Science, more specifically, random controlled studies, can also stand behind such a claim. In 2008, researchers at the University of British Columbia walked up to random people on campus and asked them to complete a brief survey. They then handed the participants an envelope containing either a $5 or $20 bill. The participants (unbeknownst to them) were broken into two groups: the first a personal spending group and the second a prosocial spending group. The first group was asked to spend the $5 or $20 on anything personal to themselves: a gift, a utility bill, food, etc. The second group needed to spend the money on someone else.
Later, a graduate assistant (unaware of the study controls) was charged with contacting the participants and have them fill out another questionnaire measuring how they felt during the day and their overall happiness. The results surveys found that the participants that were charged with prosocial spending (that is, needing to spend their money on someone else) scored higher marks in overall happiness and satisfaction scores, according to the survey.
It's noted that this phenomenon isn't exclusive to just North America (and perhaps the Western World). A similar study was conducted in South Africa that pooled individuals of different cultural backgrounds and drastically different socioeconomic conditions.
Based on the findings, the researchers concluded prosocial spending strengthens interpersonal inclusion & connection, promotes autonomy and wellbeing, fosters an opportunity to make a meaningful impact, and creates a more memorable and lasting impression compared to purchasing personal material possessions.
Your Money Is A Time Machine
The third way in which money can lead to more happiness and fulfillment is the most surprising for people when they hear it:
Using money to buy time.
This can include a number of things ranging in scope of the amount spent: whether paying for someone to do your household chores (lower amount spent) or paying for a house that reduces the time of your daily commute (higher investment), using money to create time can lead to more personal happiness and fulfillment.

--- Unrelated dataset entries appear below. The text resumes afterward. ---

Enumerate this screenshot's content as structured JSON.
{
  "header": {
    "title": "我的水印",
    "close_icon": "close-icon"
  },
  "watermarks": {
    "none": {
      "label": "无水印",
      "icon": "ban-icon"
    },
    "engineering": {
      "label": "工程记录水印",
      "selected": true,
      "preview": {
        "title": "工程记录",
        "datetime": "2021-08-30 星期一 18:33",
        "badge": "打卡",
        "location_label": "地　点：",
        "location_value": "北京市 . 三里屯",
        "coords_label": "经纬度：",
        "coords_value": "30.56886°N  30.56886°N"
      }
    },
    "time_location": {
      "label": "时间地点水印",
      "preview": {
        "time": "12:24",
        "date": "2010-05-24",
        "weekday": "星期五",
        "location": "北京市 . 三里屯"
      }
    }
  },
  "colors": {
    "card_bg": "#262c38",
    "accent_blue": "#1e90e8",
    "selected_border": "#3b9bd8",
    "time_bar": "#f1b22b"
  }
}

A 2008 study surveying over 2.5 million Americans over a nine-year span noted that the vast majority (80% reporting) of participants believed they didn't have the time to do what they wanted or needed to do. To further up the ante — the feeling of time stress had a further subjective detriment on overall wellbeing compared to unemployment.
We saw in the first subsection that you can increase happiness and wellbeing by purchasing positive experiences. On the flip side, "buying time" is really allowing us to purchase the removal of "negative experiences."
Now the trick here is actually finding the discipline of stopping to spend the money to buy time rather than continuing on the hamster wheel of making money. If you're having trouble visualizing what I'm talking about, take for instance the idea of karoshi or the Japanese word for being "worked to death."
If you're at a place where you have discretionary income, use it to purchase the removal of negative or unfavorable experiences from your life.
Everyone's financial situation is different. There are millions of people probably balking at the audacious argument I just laid out. This isn't aimed at them, however. This is for the individuals who think they don't have what need. Who keep pursuing the next purchase that will make them happy.
Not all purchases are held equal. Steve Martin once said in jest,
“I love money. I love everything about it. I bought some pretty good stuff. Got me a $300 pair of socks. Got a fur sink. An electric dog polisher. A gasoline-powered turtleneck sweater. And, of course, I bought some dumb stuff, too.”
To recap: three purchases to feel happier and more fulfilled (according to science):
- Use the money to purchase an experience. Jim will always have a bigger, better, and more capable widget, however, he'll never have a better memory.
- Use the money on someone else. It's something that connects all human beings across a multitude of metrics. Buddha said it hundreds of years ago: "it's better to give than to get."
- Your money is a time machine. Similar to how you can use the money to purchase positive experiences; you can use money also to free up time and eliminate negative experiences. Take a step back and actually enjoy the moment in front of you.